The three topics touched upon in the article are topics that come up often when I create digital marketing audits.
For big SEO results, start small
This can’t be stressed enough and it is one of the reasons SEO is often very slow to ramp up. There is a tendency by new SEO’s and sometimes pressure from clients to make changes quickly to try and reap the sweet rewards of free organic traffic. But that is always a mistake! In order to mitigate risk of losing rankings or getting a penalty it is important to make one change at a time and give the search spiders a chance to re-crawl the website and incorporate those changes into the search rankings. The main reason is that you won’t know what works if you make too many changes at once and if for some reason you see a drop in rankings you won’t know what to change to correct. Kudos to Google for hitting-the-nail-on-the-head with this first one!
Don’t be scared of changes — embrace them
This one is much easier said, than done. From my experience many clients have a fear of making changes to their websites because they often don’t have enough knowledge regarding the digital eco-system and it can be very intimidating. Another issue is that because so much of Google’s algorithm is secret, even the most experience digital marketer can not guarantee positive results, so there is always a certain measure of risk involved. But the flip-side is that digital evolves quite quickly and if you don’t move ahead you will fall behind those competitors that do embrace change. Finding that fine balance between risk and reward is the job of a good digital marketing person and this is something I am very transparent about. If there is risk then a client needs to known it.
Where possible, consolidate
This is good advice but I would say to be very careful blindly following this. Having multiple websites for different portions of your business can be a powerful online marketing strategy but as pointed our in this article, avoid duplicate content or low-value content. The real issue with total consolidation of websites is two-fold, number one you may end up with a very messy website that is hard to navigate and visitors need to dig too deep for the information they desire.
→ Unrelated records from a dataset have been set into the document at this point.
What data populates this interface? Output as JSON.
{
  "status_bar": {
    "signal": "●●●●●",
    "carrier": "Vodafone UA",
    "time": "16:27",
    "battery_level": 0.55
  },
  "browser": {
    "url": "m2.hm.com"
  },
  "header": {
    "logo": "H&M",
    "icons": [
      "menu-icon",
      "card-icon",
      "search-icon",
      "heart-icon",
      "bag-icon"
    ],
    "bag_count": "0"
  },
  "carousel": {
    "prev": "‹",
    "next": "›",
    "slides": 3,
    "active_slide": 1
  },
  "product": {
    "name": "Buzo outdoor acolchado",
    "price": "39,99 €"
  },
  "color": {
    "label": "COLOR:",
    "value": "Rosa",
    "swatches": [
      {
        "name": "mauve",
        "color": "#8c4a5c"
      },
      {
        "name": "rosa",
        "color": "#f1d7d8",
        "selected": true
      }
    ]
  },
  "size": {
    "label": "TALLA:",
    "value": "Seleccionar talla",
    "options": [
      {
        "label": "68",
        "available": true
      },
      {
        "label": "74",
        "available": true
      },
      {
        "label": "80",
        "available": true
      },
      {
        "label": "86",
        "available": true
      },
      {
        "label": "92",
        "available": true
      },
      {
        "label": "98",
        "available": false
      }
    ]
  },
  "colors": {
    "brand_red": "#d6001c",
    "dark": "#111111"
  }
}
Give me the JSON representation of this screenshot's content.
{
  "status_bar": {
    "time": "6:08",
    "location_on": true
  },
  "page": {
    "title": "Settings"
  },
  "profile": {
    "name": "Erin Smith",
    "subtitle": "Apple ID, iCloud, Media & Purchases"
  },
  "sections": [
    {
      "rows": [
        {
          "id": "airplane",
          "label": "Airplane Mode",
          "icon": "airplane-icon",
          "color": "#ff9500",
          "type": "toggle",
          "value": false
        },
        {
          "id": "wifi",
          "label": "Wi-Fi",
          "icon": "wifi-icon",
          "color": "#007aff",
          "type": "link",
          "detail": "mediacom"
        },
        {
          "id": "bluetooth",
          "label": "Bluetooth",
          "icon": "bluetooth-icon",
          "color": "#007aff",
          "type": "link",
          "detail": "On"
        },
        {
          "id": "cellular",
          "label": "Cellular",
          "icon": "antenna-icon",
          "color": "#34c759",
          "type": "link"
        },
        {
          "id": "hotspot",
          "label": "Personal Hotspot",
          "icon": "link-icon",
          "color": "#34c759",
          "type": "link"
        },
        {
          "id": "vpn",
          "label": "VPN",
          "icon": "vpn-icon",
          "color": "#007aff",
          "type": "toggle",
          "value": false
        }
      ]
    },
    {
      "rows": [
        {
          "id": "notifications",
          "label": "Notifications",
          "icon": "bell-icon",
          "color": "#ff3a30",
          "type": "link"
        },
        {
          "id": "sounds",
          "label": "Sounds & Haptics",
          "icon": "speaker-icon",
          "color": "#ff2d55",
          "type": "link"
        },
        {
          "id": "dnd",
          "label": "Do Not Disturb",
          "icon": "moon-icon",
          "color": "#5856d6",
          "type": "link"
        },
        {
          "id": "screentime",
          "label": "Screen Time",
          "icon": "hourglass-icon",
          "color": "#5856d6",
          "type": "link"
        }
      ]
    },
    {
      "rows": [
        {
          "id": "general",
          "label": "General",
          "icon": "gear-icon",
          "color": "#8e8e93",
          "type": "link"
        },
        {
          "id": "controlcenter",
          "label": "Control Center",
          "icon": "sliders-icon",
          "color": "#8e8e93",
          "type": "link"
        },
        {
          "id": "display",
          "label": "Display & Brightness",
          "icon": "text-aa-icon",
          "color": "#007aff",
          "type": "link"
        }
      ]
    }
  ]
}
Number two is that it can be very difficult to optimize a website that tries to do too much. Finding the optimal balance is something best left to a professional digital marketer.